Summary: A look at the items that Novell is marketing nowadays, including a critical look into its characterisation as a “Linux company”
NOVELL is still waiting for a buyer and based on the lack of Novell news, it is likely that it negotiates with potential buyers (about 20 of them were reported) behind the scenes. Such negotiations would keep the company busy and distracted, as well as unwilling to launch new products or make acquisitions. It is at times like these that the Microsoft-sympathetic press points out:
Speaking of Linux, you may have noticed that SUSE Linux vendor Novell (Nasdaq: NOVL) put itself on the sales block.
Novell’s main business is not SUSE though (just days ago Novell staff got quoted for a print issue of Processor magazine, but as usual they never mention GNU/Linux or SUSE). Novell is stuck in the middle of nowhere because legacy that sustained it to some degree is fading away as time goes by. Novell certification therefore loses its value and IDG made public some Novell exams this week [1, 2].
One might say that Novell left its legacy business behind and is now betting on GNU/Linux and “Open Source”. That was probably true some years ago, but as we showed repeatedly in recent months (and analysts agreed), Novell changed its course and it is back to promoting proprietary software along with Fog Computing. Novell is mentioned in a couple of new articles about Google’s Fog Computing [1, 2], which competes against some of Novell’s proprietary software, namely GroupWise in this case:
The letter noted that a working group to test the pilot program convened to discuss its findings. Many users were disappointed at the lack of features similar to the ones in the city’s old Novell GroupWise system. Users also said they experienced less than acceptable speeds in certain areas of the city.
“There are vertical industries, such as healthcare and manufacturing, where we would partner with third-party service providers,” Gardiner says, adding specific announcements around CA’s cloud strategy will be forthcoming later this summer.CA’s moves could put it on a similar path as Novell, which during the past year has made an aggressive push to adapt some of its fundamental technologies in identity management to work in cloud-based environments.
There are other vendors attempting this sort integration, such as Oracle and Novell, who focus on linking GRC to identity access. But Tero says Oracle and Novell lack the breadth and depth that the SAP and CA partnership will offer. “They’re going to be pushing a lot of information — security and compliance — up to SAP GRC Manager, which goes beyond just an identity attribute,” she said.

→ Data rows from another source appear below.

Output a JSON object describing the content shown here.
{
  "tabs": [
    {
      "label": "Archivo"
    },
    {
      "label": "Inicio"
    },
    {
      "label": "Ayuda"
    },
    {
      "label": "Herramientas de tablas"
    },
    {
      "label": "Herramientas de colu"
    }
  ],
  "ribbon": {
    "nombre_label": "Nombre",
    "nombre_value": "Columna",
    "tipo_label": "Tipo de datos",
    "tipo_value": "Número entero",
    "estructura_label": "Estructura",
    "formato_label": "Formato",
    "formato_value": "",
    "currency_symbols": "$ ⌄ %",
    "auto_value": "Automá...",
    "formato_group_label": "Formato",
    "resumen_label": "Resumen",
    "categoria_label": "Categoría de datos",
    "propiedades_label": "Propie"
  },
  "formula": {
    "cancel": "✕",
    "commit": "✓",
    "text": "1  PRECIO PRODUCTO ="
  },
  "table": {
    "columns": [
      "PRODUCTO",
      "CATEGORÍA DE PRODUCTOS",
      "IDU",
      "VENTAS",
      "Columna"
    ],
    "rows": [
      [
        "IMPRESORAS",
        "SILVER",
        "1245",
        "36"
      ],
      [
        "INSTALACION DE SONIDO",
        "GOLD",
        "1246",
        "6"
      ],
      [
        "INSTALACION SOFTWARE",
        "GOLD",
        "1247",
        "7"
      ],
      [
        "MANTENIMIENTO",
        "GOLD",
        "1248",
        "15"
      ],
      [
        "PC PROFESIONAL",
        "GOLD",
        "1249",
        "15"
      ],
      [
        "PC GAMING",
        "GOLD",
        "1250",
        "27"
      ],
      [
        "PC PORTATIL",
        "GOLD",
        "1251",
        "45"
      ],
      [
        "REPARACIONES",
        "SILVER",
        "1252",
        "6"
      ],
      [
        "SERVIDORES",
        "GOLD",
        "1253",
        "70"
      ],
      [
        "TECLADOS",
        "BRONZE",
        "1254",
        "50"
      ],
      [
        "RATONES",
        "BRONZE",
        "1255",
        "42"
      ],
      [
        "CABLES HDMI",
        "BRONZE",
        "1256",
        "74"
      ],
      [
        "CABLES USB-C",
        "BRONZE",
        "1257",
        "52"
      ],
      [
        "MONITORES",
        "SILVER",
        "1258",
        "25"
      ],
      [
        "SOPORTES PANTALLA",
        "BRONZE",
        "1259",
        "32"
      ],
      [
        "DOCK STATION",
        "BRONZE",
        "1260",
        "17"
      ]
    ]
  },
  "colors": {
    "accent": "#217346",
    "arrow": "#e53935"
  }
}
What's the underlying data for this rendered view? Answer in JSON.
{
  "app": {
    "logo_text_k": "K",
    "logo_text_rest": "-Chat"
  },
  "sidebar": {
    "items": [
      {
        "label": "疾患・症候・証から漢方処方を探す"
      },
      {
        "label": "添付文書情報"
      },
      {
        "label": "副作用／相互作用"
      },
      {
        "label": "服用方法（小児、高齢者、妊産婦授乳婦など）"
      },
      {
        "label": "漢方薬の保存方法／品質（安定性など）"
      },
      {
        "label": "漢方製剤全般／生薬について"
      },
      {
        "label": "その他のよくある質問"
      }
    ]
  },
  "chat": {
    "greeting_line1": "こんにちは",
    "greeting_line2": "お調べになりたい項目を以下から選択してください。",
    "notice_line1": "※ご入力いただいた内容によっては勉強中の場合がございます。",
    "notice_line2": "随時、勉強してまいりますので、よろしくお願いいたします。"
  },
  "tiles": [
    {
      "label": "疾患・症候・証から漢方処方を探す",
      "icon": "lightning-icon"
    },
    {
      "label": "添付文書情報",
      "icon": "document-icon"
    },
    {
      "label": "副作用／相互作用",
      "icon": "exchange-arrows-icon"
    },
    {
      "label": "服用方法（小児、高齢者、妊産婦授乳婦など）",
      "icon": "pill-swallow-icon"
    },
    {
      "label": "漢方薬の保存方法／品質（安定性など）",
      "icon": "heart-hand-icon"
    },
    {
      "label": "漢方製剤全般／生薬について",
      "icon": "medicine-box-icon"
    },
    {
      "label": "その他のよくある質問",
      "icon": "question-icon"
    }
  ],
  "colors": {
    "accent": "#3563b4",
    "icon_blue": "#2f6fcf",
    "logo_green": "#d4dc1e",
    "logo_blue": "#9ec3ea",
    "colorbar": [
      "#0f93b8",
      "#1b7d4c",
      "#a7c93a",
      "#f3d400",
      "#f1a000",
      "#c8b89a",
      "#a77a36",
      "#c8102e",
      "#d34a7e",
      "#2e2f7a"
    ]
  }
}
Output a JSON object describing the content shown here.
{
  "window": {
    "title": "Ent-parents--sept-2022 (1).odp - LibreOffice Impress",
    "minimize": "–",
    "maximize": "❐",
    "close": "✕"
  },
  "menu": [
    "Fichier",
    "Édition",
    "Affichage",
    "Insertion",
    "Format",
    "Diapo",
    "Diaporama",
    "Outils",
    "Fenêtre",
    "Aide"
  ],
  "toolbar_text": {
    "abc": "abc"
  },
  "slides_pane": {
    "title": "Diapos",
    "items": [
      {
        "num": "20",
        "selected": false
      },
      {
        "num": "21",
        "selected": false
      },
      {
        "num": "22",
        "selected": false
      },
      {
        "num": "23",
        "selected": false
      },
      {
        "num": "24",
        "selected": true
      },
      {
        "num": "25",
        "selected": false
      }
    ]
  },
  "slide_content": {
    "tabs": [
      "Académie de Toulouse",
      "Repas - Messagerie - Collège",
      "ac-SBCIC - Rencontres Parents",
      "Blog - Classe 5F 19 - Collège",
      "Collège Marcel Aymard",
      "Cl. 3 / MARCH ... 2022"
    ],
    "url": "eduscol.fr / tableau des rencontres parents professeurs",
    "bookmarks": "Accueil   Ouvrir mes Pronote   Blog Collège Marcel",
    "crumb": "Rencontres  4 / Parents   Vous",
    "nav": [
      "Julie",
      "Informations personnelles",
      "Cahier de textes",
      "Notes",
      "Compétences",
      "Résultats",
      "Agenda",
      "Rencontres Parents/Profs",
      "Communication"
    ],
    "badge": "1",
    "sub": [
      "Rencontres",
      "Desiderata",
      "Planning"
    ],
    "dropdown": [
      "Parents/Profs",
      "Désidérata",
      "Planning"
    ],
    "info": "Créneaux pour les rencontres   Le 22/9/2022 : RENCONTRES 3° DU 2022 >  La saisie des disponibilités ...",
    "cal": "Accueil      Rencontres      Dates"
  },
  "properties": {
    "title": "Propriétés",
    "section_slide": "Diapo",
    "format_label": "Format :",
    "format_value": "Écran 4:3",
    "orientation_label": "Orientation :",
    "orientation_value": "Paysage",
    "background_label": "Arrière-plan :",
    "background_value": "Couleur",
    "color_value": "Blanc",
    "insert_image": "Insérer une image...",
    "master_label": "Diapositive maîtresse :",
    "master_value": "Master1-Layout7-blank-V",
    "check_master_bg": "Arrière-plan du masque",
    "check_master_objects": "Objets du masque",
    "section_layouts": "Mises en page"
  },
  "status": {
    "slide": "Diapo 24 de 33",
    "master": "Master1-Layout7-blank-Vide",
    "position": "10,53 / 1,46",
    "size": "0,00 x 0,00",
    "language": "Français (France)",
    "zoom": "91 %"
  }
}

The first article says that Novell “during the past year has made an aggressive push to adapt some of its fundamental technologies in identity management to work in cloud-based environments.”
That means proprietary software and Fog Computing. That’s what Novell is about.